Start Eating: Green leafy vegetables, other vegetables, nuts, berries, beans, whole grains, fish, poultry, olive oil, and one cup of red wine
Avoid Eating: Red meats, butter and stick margarine, cheese, pastries and sweets, and fried or fast food.
Key Take Aways
Alzheimer’s is a progressive disease that can manifest as severe dementia.
There currently is no cure, but there is hope to prevent or delay it as you age.
Embracing at least four out of five lifestyle adjustments found in the Rush Study can lower your risk of developing Alzheimer’s disease by 60%
<![CDATA[How Stress Affects Your Health]]>Sun, 08 Sep 2019 07:00:00 GMThttp://healthylavie.com/blog/how-stress-affects-your-health
As seen on the Well RX "Ask a Pharmacist"
When was the last time you felt stressed?
Stress is so common that there is an organization called, “The American Institute of Stress.” According to this group, there are 50 common signs and symptoms of stress. Many of the signs we think about when it comes to stress are difficulty making decisions, excessive anxiety, worry, guilt, and nervousness. Other common signs include increased frustration, irritability, and edginess. We can determine these signs based on our interactions with people. But… did you ever think about what stress is doing to your body on the inside?
How does Stress affect the body?
Stress can be a good thing in an emergency. It turns on your ‘fight or flight’ response. This gives you that ‘adrenaline rush’ feeling, which is the release of cortisol and epinephrine. Stress raises your blood pressure, makes your heart beat faster, and boosts sugar levels in your blood. It can also slow down your digestive tract, make your muscles tense up, and make your breathing become more rapid. All these bodily reactions are great to help you act during a crisis.
However, it’s not good when our bodies are constantly flooded with stress for a long period of time.
Heart racing and blood rushing may cause inflammation in arteries and lead to heart attacks or strokes.
Constant boosts in blood sugar can affect insulin and lead to pre-diabetes.
An impaired digestive tract can keep the body from getting valuable nutrients and lead to hard or loose stools.
Constantly tensed muscles can cause tension headaches and migraines.
Rapid breathing can cause hyperventilation and lead to panic attacks.
Increased cortisol may cause the body to hold on to belly fat.
These reactions can start to make the menstrual cycle irregular or lower sperm counts.
Stress can also affect eating patterns making us want to eat more or less than usual.
Believe it or not, constant stress can wreak havoc on our body in a multitude of other ways.
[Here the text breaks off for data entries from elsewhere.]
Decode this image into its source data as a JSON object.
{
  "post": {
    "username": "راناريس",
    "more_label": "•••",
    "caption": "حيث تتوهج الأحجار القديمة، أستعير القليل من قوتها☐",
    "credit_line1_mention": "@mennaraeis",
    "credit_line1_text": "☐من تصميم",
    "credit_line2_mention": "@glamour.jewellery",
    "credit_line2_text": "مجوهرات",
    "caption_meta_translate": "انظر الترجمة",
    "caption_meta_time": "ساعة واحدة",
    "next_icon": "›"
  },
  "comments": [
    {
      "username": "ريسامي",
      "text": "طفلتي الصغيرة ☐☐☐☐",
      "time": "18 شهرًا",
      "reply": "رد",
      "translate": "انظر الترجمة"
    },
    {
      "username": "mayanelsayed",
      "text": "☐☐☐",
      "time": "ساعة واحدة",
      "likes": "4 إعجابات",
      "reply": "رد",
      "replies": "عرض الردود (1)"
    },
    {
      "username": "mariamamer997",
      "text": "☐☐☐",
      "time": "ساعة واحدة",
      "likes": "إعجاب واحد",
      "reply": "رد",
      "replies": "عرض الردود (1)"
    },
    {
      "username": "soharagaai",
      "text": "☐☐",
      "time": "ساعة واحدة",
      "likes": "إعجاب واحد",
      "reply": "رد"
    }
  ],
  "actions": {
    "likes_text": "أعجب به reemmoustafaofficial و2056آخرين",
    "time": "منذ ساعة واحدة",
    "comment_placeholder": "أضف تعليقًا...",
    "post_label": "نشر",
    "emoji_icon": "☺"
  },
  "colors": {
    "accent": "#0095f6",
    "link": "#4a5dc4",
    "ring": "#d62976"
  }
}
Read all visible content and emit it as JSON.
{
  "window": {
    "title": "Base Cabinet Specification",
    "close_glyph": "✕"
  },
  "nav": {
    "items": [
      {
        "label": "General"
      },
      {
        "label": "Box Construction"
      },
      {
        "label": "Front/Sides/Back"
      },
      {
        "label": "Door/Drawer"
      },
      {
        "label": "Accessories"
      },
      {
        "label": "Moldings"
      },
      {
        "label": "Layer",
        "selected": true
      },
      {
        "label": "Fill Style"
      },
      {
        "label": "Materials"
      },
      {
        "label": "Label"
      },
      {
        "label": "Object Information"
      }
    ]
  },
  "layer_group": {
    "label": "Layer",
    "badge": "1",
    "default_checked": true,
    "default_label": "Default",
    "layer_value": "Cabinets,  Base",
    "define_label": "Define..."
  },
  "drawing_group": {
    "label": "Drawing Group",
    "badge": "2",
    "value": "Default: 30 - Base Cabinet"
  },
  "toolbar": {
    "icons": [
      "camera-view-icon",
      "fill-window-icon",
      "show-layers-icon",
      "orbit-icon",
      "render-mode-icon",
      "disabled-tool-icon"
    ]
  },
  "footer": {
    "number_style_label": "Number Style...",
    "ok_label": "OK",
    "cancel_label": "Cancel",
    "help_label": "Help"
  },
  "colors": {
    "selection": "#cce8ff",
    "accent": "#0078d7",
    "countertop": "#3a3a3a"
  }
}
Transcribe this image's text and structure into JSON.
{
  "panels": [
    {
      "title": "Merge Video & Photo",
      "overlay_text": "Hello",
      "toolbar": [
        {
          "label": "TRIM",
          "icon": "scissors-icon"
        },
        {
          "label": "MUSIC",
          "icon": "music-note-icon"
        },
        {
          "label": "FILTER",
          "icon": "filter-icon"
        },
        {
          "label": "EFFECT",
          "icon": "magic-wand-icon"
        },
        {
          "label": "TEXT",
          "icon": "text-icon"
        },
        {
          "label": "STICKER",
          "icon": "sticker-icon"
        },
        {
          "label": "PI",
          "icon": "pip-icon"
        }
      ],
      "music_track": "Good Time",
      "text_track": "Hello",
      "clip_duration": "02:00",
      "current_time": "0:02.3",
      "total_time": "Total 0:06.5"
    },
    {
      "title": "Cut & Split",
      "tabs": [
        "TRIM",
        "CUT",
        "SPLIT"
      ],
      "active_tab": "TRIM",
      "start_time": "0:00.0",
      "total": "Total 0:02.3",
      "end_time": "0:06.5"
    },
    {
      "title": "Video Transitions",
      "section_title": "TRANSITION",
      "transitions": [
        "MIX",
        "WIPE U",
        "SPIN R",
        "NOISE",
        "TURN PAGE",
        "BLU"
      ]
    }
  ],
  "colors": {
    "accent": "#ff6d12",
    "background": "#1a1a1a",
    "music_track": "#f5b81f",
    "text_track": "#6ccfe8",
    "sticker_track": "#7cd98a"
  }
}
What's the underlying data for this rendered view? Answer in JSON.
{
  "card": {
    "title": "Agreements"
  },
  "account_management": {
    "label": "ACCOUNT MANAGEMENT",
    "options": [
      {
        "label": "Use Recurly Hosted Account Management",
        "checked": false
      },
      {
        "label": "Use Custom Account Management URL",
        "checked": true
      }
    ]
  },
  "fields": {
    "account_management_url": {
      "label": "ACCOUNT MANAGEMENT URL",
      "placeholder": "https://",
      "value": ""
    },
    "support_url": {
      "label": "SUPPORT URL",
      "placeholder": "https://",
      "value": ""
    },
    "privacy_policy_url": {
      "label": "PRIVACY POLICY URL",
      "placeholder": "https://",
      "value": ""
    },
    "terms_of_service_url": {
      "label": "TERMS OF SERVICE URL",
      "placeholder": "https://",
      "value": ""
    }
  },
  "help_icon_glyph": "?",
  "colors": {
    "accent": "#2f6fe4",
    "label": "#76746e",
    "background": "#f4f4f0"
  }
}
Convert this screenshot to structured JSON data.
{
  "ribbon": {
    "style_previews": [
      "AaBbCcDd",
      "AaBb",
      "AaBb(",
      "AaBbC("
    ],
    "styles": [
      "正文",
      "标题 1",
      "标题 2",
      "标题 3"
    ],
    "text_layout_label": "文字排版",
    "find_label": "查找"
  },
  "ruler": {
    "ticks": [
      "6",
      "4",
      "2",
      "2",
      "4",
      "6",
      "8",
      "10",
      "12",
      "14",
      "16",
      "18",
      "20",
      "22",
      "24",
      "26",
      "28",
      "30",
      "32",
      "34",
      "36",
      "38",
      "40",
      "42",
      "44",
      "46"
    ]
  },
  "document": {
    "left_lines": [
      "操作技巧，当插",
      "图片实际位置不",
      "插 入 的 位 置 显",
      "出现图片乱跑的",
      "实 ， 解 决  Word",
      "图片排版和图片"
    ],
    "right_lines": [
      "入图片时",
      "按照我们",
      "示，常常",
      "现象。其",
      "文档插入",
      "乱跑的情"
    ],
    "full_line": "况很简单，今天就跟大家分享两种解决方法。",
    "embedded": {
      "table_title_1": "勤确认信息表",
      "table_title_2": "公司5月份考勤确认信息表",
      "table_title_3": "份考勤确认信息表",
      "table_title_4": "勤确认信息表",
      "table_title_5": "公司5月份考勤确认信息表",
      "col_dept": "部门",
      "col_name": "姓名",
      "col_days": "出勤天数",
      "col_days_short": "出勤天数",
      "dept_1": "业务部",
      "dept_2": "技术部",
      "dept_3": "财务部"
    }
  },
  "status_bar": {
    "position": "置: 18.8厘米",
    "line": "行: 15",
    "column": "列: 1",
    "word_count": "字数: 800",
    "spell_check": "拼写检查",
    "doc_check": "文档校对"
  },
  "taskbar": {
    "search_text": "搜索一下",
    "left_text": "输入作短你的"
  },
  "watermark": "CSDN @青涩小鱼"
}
Especially if you already have medical conditions like heart disease, diabetes, irritable bowel syndrome, or obesity. Your constant stress could very well be the thing that’s preventing your medications from helping you get better.
Two Key Strategies to Manage Stress
Try to prevent it and cope with it when it comes. Figure out the things that trigger your stress. Do your best to avoid them or work around them. For instance, if leaving on time for work stresses you out, invest in a new alarm or get up even earlier to give yourself more time.
There are other ways to prevent stress besides just avoiding your triggers.
Carve out some more alone time for yourself
Do more of the things that you bring you joy
Make the effort to get near 8 hours of sleep
Eat more fresh foods and whole foods
Avoid stimulants like caffeine.
If you are already feeling stressed out, then there are a ton of options that you can try:
Calming activities like prayer, yoga, massages, and/or deep breathing
Active movements like going for walks, jogs, lifting weights, or taking group classes like kickboxing
More of your favorite hobby, listen to music you like, play with your pet more often, or participate in volunteer work.
The options are endless and there is no correct answer!
Bottom Line
Stress can be negative for both our sanity and our bodies. There are a variety of ways to deal with stress. Identify when you feel the most stressed out. Do your best to avoid that trigger and/or cope with those feelings, and your body will thank you in return.